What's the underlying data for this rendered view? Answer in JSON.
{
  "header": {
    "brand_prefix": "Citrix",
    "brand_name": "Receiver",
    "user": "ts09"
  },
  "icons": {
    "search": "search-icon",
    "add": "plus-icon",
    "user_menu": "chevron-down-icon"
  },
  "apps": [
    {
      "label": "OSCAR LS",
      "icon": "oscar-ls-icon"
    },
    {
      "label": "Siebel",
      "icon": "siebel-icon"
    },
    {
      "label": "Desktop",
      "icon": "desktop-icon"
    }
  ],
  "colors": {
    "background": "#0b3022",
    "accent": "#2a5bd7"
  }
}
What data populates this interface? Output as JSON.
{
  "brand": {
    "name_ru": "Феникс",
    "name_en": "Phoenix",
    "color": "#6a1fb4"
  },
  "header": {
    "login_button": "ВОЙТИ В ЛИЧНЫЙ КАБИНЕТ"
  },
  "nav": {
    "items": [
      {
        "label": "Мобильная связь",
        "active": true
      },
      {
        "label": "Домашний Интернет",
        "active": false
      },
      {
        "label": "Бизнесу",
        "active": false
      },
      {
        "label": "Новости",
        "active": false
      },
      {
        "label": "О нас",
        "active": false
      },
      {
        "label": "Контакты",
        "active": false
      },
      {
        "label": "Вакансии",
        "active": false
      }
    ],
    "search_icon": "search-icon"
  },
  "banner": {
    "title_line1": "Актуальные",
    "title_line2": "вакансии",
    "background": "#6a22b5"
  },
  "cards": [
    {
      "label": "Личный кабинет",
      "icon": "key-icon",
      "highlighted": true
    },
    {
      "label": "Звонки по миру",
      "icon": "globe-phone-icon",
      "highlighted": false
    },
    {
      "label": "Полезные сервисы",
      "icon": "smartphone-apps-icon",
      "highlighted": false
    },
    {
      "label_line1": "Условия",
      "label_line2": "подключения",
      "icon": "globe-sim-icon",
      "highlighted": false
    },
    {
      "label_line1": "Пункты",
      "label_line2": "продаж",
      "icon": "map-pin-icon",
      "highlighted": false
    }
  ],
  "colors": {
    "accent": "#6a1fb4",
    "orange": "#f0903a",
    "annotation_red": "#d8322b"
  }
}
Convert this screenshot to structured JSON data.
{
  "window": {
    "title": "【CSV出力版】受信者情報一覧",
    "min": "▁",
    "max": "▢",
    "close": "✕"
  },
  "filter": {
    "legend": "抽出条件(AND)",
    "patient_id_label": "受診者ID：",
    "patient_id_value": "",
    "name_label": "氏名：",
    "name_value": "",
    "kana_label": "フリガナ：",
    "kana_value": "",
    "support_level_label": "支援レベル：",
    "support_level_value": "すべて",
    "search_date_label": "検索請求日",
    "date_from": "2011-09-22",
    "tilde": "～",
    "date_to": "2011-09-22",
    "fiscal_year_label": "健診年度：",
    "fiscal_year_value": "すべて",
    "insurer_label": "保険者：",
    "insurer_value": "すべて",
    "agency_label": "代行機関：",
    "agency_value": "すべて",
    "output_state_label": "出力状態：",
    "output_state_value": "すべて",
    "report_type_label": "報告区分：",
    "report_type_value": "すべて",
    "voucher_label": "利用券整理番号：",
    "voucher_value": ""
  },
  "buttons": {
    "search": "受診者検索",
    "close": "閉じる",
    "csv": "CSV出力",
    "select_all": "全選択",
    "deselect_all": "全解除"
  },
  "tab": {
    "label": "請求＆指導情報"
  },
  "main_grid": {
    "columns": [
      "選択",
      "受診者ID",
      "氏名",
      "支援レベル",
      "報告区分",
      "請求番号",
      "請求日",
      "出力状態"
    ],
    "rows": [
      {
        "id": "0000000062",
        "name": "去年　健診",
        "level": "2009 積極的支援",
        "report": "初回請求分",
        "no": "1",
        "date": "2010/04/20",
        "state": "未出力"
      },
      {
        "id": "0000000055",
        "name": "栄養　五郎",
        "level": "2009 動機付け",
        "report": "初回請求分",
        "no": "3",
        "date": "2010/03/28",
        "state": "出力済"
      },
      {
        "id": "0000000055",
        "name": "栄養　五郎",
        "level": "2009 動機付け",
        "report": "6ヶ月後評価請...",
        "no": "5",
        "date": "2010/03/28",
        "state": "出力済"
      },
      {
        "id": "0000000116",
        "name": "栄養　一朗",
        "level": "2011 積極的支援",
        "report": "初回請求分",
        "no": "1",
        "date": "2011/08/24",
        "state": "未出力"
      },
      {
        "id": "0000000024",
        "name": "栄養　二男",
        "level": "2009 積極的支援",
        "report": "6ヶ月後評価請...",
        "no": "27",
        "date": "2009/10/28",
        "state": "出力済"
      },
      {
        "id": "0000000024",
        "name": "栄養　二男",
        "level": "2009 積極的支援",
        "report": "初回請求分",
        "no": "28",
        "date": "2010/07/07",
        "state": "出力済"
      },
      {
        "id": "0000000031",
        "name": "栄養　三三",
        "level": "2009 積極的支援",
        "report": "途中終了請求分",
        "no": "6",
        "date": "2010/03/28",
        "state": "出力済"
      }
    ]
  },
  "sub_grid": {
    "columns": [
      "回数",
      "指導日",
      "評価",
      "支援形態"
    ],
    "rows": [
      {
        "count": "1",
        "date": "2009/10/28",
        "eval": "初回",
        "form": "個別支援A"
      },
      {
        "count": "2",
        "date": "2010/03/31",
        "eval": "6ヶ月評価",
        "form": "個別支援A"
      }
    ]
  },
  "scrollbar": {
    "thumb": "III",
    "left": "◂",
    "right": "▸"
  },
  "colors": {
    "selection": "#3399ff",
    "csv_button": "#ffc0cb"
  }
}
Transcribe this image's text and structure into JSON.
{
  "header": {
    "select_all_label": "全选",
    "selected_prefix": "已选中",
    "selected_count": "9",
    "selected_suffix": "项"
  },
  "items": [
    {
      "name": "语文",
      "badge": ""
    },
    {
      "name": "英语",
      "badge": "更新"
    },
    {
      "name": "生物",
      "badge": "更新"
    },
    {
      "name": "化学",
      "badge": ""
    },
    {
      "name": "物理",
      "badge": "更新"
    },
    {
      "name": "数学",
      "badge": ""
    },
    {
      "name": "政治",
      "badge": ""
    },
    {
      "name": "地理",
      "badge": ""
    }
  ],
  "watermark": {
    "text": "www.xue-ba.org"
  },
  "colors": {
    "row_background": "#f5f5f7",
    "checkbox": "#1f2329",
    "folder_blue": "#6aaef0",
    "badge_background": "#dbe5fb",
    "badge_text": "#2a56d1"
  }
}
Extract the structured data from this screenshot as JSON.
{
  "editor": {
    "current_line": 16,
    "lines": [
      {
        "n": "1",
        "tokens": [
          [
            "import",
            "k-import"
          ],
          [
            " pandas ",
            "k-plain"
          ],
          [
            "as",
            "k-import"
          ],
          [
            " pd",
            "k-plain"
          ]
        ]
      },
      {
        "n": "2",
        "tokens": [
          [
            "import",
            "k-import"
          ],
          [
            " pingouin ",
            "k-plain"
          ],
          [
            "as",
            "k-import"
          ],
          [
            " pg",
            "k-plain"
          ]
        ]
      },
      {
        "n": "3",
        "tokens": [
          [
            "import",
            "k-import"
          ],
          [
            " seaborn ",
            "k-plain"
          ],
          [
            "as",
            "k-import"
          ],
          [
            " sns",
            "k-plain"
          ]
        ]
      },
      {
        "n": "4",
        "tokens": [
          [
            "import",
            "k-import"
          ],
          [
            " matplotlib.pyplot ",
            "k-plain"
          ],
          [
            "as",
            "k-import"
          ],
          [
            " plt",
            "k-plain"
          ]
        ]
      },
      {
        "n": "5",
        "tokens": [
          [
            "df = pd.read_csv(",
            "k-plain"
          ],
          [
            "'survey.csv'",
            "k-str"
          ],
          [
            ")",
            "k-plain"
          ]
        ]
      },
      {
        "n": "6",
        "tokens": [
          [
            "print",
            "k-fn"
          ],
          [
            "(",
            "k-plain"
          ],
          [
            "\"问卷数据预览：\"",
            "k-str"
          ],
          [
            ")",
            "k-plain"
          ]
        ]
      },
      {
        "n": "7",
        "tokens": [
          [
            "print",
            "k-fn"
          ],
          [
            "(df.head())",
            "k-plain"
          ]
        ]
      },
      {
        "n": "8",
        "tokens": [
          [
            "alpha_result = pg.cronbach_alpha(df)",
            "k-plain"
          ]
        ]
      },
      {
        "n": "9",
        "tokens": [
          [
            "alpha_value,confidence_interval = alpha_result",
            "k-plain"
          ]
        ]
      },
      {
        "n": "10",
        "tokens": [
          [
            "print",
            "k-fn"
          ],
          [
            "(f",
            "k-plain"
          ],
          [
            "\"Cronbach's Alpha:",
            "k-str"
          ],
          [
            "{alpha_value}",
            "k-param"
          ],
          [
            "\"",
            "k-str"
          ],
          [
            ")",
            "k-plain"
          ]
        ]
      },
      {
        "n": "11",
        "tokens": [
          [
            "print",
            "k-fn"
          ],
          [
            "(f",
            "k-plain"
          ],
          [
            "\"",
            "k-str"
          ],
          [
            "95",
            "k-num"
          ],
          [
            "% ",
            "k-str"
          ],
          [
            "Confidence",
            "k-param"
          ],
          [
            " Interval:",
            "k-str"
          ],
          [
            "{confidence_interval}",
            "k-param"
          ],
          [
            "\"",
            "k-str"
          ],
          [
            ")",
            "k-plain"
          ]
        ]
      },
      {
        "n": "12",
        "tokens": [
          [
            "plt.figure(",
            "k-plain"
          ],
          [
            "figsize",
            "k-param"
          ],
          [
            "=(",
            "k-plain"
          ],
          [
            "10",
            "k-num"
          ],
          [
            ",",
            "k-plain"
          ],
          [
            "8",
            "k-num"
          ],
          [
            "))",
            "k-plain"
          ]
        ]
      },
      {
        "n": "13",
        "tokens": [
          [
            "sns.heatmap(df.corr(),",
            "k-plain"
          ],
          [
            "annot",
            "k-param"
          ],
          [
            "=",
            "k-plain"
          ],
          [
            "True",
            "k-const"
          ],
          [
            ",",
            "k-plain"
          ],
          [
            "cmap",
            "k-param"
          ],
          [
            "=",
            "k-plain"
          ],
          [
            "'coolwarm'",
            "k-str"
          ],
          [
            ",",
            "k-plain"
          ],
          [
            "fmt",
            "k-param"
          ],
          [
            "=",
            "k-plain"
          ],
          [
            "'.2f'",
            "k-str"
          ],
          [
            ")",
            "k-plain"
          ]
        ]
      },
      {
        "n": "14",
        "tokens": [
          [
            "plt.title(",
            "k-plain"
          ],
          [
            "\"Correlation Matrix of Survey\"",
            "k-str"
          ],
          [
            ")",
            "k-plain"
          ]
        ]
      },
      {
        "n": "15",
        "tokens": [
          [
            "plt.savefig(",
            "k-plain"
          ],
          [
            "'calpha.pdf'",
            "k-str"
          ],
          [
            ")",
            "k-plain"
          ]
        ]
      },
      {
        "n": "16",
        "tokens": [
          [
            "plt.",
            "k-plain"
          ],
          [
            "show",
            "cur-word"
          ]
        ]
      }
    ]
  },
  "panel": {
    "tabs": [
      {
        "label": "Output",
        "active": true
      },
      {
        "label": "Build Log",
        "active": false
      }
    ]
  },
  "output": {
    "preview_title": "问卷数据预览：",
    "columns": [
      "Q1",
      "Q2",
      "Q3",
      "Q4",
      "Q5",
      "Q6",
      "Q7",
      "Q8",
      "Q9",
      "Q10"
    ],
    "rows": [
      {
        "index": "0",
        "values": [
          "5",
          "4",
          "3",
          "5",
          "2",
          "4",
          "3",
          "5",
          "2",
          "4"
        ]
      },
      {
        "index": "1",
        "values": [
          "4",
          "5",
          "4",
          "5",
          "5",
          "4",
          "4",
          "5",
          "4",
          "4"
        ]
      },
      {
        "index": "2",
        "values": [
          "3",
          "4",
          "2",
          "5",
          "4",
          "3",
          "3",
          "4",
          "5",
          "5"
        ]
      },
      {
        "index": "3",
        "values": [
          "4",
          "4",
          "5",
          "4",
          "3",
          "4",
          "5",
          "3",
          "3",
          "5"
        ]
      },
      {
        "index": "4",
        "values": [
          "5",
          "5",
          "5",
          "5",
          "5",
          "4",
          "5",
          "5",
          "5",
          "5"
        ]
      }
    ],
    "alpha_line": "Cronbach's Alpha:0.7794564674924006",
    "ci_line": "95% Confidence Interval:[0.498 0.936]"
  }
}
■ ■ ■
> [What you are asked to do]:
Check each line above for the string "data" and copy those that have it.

> [Exercise output]:
What's the underlying data for this rendered view? Answer in JSON.
What data populates this interface? Output as JSON.
Convert this screenshot to structured JSON data.
Extract the structured data from this screenshot as JSON.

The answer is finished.